Segment Start: Extracted data
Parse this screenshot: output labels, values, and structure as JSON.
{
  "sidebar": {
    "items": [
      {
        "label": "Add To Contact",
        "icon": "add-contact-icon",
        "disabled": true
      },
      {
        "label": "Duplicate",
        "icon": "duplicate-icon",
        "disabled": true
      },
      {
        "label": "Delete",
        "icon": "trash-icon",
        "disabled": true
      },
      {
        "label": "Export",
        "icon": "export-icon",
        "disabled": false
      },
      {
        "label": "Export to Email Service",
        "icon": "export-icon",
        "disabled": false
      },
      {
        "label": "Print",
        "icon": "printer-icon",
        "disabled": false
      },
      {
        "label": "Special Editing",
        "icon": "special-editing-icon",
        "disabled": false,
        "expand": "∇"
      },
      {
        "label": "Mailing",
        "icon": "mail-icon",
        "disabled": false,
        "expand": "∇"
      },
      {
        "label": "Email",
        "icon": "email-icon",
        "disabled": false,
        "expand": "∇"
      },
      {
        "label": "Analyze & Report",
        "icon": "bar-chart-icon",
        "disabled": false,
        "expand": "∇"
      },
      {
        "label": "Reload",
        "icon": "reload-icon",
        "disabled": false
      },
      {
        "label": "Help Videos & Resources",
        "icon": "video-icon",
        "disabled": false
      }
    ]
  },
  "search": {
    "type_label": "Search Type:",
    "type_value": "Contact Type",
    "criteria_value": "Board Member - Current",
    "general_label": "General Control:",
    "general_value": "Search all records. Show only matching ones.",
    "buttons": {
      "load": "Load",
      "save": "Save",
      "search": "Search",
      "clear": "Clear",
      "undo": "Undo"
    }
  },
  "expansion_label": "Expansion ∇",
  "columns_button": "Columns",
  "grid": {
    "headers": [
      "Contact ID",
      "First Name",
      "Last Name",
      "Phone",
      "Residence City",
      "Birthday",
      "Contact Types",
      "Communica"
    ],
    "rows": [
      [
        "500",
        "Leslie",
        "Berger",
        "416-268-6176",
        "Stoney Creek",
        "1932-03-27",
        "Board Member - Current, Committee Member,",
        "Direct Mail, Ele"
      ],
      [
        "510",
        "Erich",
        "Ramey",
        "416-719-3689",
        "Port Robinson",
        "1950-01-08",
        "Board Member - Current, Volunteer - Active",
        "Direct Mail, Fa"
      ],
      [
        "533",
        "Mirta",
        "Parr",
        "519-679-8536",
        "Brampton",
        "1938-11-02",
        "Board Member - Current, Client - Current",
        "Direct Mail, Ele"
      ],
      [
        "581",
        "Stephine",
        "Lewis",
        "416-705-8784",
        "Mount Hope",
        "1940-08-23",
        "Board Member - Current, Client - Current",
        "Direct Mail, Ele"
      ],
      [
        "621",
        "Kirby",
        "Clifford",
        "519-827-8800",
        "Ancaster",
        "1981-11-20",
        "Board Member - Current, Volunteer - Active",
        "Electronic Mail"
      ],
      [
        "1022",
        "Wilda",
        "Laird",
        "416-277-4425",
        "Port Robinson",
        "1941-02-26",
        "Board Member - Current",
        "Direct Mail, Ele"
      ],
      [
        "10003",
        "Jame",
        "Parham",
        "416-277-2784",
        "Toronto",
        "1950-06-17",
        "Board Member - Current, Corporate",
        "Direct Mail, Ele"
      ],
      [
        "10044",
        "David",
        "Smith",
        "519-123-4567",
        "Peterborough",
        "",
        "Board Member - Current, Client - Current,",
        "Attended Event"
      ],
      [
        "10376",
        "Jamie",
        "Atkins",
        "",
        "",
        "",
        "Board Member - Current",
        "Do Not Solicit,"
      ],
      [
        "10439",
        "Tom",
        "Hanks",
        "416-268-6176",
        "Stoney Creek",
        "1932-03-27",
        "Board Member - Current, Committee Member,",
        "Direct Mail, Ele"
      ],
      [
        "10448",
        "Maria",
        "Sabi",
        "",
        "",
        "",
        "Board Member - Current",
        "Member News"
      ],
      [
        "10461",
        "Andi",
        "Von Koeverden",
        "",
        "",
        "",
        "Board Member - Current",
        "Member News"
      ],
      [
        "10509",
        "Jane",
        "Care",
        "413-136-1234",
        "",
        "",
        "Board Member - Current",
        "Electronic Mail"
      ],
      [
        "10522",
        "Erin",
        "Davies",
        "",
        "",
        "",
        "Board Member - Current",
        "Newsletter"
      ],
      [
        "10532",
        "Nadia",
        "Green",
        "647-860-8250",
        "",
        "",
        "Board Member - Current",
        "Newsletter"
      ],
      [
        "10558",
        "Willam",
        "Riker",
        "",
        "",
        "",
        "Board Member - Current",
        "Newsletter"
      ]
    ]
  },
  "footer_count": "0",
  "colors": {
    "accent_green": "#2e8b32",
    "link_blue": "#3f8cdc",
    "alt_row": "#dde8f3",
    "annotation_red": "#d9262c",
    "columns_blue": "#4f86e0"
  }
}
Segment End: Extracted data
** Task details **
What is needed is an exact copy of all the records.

** Task answer **
Parse this screenshot: output labels, values, and structure as JSON.
{
  "sidebar": {
    "items": [
      {
        "label": "Add To Contact",
        "icon": "add-contact-icon",
        "disabled": true
      },
      {
        "label": "Duplicate",
        "icon": "duplicate-icon",
        "disabled": true
      },
      {
        "label": "Delete",
        "icon": "trash-icon",
        "disabled": true
      },
      {
        "label": "Export",
        "icon": "export-icon",
        "disabled": false
      },
      {
        "label": "Export to Email Service",
        "icon": "export-icon",
        "disabled": false
      },
      {
        "label": "Print",
        "icon": "printer-icon",
        "disabled": false
      },
      {
        "label": "Special Editing",
        "icon": "special-editing-icon",
        "disabled": false,
        "expand": "∇"
      },
      {
        "label": "Mailing",
        "icon": "mail-icon",
        "disabled": false,
        "expand": "∇"
      },
      {
        "label": "Email",
        "icon": "email-icon",
        "disabled": false,
        "expand": "∇"
      },
      {
        "label": "Analyze & Report",
        "icon": "bar-chart-icon",
        "disabled": false,
        "expand": "∇"
      },
      {
        "label": "Reload",
        "icon": "reload-icon",
        "disabled": false
      },
      {
        "label": "Help Videos & Resources",
        "icon": "video-icon",
        "disabled": false
      }
    ]
  },
  "search": {
    "type_label": "Search Type:",
    "type_value": "Contact Type",
    "criteria_value": "Board Member - Current",
    "general_label": "General Control:",
    "general_value": "Search all records. Show only matching ones.",
    "buttons": {
      "load": "Load",
      "save": "Save",
      "search": "Search",
      "clear": "Clear",
      "undo": "Undo"
    }
  },
  "expansion_label": "Expansion ∇",
  "columns_button": "Columns",
  "grid": {
    "headers": [
      "Contact ID",
      "First Name",
      "Last Name",
      "Phone",
      "Residence City",
      "Birthday",
      "Contact Types",
      "Communica"
    ],
    "rows": [
      [
        "500",
        "Leslie",
        "Berger",
        "416-268-6176",
        "Stoney Creek",
        "1932-03-27",
        "Board Member - Current, Committee Member,",
        "Direct Mail, Ele"
      ],
      [
        "510",
        "Erich",
        "Ramey",
        "416-719-3689",
        "Port Robinson",
        "1950-01-08",
        "Board Member - Current, Volunteer - Active",
        "Direct Mail, Fa"
      ],
      [
        "533",
        "Mirta",
        "Parr",
        "519-679-8536",
        "Brampton",
        "1938-11-02",
        "Board Member - Current, Client - Current",
        "Direct Mail, Ele"
      ],
      [
        "581",
        "Stephine",
        "Lewis",
        "416-705-8784",
        "Mount Hope",
        "1940-08-23",
        "Board Member - Current, Client - Current",
        "Direct Mail, Ele"
      ],
      [
        "621",
        "Kirby",
        "Clifford",
        "519-827-8800",
        "Ancaster",
        "1981-11-20",
        "Board Member - Current, Volunteer - Active",
        "Electronic Mail"
      ],
      [
        "1022",
        "Wilda",
        "Laird",
        "416-277-4425",
        "Port Robinson",
        "1941-02-26",
        "Board Member - Current",
        "Direct Mail, Ele"
      ],
      [
        "10003",
        "Jame",
        "Parham",
        "416-277-2784",
        "Toronto",
        "1950-06-17",
        "Board Member - Current, Corporate",
        "Direct Mail, Ele"
      ],
      [
        "10044",
        "David",
        "Smith",
        "519-123-4567",
        "Peterborough",
        "",
        "Board Member - Current, Client - Current,",
        "Attended Event"
      ],
      [
        "10376",
        "Jamie",
        "Atkins",
        "",
        "",
        "",
        "Board Member - Current",
        "Do Not Solicit,"
      ],
      [
        "10439",
        "Tom",
        "Hanks",
        "416-268-6176",
        "Stoney Creek",
        "1932-03-27",
        "Board Member - Current, Committee Member,",
        "Direct Mail, Ele"
      ],
      [
        "10448",
        "Maria",
        "Sabi",
        "",
        "",
        "",
        "Board Member - Current",
        "Member News"
      ],
      [
        "10461",
        "Andi",
        "Von Koeverden",
        "",
        "",
        "",
        "Board Member - Current",
        "Member News"
      ],
      [
        "10509",
        "Jane",
        "Care",
        "413-136-1234",
        "",
        "",
        "Board Member - Current",
        "Electronic Mail"
      ],
      [
        "10522",
        "Erin",
        "Davies",
        "",
        "",
        "",
        "Board Member - Current",
        "Newsletter"
      ],
      [
        "10532",
        "Nadia",
        "Green",
        "647-860-8250",
        "",
        "",
        "Board Member - Current",
        "Newsletter"
      ],
      [
        "10558",
        "Willam",
        "Riker",
        "",
        "",
        "",
        "Board Member - Current",
        "Newsletter"
      ]
    ]
  },
  "footer_count": "0",
  "colors": {
    "accent_green": "#2e8b32",
    "link_blue": "#3f8cdc",
    "alt_row": "#dde8f3",
    "annotation_red": "#d9262c",
    "columns_blue": "#4f86e0"
  }
}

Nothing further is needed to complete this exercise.